▶ _EXERCISE AIM_: Report every line of the records beneath this task that holds the string "subtitle".

RECORDS section start

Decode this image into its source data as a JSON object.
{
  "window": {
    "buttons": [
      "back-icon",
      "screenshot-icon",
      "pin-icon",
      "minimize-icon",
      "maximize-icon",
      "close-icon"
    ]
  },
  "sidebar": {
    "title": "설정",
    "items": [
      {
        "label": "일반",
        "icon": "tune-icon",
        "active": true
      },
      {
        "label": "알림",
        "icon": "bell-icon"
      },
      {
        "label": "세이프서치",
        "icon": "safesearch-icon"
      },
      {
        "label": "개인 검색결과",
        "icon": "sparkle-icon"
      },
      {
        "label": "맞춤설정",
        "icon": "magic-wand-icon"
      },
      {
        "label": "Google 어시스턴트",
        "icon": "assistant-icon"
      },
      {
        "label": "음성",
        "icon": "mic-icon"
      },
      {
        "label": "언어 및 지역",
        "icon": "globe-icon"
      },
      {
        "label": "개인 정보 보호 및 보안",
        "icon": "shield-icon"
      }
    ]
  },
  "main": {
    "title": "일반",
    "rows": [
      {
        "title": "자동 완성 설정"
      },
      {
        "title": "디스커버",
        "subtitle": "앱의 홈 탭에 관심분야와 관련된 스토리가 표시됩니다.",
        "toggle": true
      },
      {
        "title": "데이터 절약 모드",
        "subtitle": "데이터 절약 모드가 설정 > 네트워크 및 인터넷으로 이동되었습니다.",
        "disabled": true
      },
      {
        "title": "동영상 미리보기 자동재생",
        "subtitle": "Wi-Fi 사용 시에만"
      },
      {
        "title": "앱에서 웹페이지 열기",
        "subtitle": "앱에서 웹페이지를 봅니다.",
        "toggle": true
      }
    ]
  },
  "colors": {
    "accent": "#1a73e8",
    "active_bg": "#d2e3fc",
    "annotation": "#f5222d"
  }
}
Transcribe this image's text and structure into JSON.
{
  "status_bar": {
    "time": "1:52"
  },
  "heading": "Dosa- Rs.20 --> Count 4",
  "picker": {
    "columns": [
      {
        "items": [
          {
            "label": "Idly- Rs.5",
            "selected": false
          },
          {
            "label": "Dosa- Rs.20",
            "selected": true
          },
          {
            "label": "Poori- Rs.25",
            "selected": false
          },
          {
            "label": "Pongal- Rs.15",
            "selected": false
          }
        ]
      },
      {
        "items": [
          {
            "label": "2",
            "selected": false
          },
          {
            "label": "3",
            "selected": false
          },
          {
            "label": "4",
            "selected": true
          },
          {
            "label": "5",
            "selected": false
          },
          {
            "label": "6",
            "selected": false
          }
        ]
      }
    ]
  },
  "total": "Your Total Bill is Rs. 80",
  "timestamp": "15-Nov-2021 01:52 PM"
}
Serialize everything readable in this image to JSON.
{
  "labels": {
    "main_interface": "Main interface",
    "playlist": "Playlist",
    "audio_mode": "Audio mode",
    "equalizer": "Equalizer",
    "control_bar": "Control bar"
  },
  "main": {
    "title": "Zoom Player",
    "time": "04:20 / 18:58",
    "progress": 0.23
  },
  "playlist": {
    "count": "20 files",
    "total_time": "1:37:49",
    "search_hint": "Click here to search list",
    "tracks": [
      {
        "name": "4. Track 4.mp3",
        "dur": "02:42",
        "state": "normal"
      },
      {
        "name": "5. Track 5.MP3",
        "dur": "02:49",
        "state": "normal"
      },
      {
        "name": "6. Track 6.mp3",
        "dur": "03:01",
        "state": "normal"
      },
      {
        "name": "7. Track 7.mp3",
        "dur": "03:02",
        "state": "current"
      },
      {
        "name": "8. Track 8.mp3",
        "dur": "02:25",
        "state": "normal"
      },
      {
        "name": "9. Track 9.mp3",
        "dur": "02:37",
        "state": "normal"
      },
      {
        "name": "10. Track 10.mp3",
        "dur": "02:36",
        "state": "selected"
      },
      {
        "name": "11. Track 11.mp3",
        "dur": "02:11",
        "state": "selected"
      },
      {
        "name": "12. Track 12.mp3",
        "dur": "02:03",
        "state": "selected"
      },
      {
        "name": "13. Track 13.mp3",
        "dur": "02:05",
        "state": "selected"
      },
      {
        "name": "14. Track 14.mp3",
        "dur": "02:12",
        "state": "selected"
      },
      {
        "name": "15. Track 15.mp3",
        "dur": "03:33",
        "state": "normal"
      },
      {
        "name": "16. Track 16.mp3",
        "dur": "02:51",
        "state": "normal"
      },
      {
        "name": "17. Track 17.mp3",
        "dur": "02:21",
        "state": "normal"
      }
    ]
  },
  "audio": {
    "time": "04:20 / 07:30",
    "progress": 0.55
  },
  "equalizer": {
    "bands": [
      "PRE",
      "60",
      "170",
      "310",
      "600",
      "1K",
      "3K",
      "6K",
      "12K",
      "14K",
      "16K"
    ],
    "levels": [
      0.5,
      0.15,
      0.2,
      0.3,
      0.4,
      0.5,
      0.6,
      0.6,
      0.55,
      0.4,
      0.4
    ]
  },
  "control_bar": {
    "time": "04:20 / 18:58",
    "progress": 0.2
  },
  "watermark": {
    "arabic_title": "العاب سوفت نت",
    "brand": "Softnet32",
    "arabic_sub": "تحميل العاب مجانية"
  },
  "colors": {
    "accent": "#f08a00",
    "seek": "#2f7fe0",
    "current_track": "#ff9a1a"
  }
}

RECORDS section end

▶ _RESPONSE TO THIS TASK_:
        "subtitle": "앱의 홈 탭에 관심분야와 관련된 스토리가 표시됩니다.",
        "subtitle": "데이터 절약 모드가 설정 > 네트워크 및 인터넷으로 이동되었습니다.",
        "subtitle": "Wi-Fi 사용 시에만"
        "subtitle": "앱에서 웹페이지를 봅니다.",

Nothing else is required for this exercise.